| What needs to be done |
Your task is to show every line in the listing below that includes "Select".

| Data supplied |
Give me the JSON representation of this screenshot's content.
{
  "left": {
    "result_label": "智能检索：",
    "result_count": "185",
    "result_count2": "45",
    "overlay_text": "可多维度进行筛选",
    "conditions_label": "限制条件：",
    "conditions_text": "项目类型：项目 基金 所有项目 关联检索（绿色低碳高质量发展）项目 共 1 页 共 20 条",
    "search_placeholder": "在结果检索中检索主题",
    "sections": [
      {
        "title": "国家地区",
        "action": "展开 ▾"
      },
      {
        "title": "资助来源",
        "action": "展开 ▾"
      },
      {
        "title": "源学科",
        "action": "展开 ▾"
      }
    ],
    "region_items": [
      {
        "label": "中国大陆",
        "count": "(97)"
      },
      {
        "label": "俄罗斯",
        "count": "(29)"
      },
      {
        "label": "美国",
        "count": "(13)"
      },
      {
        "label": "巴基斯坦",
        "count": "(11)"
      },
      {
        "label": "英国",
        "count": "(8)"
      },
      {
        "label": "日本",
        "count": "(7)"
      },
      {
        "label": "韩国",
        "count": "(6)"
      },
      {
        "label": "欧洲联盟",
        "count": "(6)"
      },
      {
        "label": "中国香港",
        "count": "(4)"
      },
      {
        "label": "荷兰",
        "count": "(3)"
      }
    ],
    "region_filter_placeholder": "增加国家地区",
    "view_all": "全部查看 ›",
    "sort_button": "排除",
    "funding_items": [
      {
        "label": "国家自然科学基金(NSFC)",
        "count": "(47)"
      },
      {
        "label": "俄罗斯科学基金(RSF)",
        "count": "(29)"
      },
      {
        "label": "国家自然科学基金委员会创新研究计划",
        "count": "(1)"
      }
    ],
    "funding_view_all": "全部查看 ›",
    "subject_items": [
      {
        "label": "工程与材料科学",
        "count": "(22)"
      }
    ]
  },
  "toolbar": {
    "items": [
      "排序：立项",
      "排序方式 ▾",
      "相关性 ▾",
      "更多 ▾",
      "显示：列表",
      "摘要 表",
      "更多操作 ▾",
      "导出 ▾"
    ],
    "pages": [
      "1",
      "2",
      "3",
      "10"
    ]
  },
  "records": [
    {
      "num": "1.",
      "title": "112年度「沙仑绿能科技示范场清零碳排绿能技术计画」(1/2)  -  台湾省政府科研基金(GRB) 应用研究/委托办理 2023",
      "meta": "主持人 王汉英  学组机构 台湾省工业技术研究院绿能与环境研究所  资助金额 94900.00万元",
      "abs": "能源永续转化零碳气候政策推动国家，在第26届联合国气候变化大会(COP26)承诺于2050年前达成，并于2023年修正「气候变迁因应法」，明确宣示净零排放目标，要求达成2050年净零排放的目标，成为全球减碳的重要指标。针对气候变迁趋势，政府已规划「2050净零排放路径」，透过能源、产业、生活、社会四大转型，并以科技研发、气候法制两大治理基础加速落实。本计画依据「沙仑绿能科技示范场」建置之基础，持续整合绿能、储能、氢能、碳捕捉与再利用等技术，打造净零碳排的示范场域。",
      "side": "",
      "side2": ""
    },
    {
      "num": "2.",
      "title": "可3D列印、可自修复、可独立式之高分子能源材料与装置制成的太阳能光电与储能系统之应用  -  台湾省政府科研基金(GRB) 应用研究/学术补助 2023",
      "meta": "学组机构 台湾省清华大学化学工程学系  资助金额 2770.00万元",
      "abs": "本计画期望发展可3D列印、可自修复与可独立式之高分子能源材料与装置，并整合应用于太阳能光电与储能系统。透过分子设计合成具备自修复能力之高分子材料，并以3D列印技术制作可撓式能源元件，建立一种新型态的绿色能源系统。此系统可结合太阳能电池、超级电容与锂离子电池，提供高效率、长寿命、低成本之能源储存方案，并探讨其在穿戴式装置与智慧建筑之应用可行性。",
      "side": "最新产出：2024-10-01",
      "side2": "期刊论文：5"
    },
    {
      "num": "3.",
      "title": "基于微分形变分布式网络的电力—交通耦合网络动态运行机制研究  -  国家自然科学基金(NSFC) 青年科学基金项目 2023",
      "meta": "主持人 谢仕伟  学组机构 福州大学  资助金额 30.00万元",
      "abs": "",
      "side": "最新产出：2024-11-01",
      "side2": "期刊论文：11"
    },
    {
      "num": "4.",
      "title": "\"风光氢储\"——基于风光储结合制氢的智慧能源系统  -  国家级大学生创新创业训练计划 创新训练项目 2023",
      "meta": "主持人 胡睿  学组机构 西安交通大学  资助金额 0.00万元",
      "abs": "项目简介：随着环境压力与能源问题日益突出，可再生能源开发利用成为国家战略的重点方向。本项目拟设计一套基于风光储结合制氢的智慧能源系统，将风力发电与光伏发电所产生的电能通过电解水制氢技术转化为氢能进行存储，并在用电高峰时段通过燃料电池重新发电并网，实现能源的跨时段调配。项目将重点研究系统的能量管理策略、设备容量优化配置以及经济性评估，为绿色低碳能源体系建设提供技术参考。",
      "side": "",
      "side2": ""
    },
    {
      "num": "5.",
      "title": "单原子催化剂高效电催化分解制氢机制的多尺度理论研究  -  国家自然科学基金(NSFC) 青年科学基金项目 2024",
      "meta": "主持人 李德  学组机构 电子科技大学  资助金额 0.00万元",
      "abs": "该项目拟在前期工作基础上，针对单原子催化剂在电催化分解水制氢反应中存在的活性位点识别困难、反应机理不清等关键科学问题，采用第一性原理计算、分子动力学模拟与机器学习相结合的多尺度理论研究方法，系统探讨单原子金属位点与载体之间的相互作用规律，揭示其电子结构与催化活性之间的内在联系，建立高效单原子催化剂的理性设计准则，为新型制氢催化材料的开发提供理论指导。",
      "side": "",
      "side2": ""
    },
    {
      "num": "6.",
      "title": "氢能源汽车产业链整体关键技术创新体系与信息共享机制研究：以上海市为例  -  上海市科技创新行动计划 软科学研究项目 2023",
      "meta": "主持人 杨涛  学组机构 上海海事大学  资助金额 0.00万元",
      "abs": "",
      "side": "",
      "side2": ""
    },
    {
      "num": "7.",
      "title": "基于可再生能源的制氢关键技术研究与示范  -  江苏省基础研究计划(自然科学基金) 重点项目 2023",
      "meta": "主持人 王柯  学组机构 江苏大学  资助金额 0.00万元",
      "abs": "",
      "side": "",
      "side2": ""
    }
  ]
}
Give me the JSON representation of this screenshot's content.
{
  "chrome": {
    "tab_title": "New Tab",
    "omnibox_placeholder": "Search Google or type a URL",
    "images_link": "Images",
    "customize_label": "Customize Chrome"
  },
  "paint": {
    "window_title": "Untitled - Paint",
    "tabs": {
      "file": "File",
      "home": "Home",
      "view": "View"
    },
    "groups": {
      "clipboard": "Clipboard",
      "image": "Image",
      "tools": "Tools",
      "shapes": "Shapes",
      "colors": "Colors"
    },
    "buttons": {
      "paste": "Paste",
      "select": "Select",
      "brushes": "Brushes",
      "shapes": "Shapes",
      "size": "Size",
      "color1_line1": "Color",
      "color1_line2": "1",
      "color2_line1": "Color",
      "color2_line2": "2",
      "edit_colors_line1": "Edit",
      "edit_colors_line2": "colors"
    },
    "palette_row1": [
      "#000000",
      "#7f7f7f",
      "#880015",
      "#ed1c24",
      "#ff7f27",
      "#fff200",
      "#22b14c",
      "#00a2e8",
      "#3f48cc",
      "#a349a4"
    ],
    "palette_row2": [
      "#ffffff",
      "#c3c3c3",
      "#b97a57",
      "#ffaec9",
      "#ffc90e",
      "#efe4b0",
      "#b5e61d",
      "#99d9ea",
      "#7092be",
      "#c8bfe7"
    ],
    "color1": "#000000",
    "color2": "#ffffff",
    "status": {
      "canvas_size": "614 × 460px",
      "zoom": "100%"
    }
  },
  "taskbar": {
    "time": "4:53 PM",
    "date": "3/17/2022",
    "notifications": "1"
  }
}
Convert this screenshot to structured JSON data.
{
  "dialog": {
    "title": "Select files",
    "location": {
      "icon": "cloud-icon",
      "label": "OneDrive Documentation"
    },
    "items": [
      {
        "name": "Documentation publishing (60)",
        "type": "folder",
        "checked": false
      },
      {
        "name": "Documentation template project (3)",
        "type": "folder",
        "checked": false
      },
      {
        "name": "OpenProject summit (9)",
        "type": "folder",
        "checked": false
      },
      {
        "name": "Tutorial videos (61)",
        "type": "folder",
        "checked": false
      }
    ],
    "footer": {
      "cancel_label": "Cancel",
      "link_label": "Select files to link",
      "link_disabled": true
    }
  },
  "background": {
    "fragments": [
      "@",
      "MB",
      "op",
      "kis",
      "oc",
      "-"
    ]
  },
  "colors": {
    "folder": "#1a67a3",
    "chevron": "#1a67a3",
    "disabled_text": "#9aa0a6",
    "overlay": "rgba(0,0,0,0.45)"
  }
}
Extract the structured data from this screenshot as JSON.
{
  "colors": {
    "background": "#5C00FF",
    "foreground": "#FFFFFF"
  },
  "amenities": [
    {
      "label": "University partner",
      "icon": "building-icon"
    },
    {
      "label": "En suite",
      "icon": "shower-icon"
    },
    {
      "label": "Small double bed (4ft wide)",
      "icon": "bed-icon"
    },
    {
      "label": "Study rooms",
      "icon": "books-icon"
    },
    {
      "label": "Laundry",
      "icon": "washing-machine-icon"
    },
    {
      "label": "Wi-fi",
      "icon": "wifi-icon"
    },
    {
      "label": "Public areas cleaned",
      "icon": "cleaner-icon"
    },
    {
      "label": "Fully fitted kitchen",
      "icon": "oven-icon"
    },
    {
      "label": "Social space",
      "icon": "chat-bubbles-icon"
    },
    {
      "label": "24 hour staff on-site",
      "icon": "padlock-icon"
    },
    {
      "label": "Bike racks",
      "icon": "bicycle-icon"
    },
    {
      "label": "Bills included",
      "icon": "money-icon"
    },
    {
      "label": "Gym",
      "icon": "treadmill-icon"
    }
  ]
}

| Response to the exercise |
      "select": "Select",
    "title": "Select files",
      "link_label": "Select files to link",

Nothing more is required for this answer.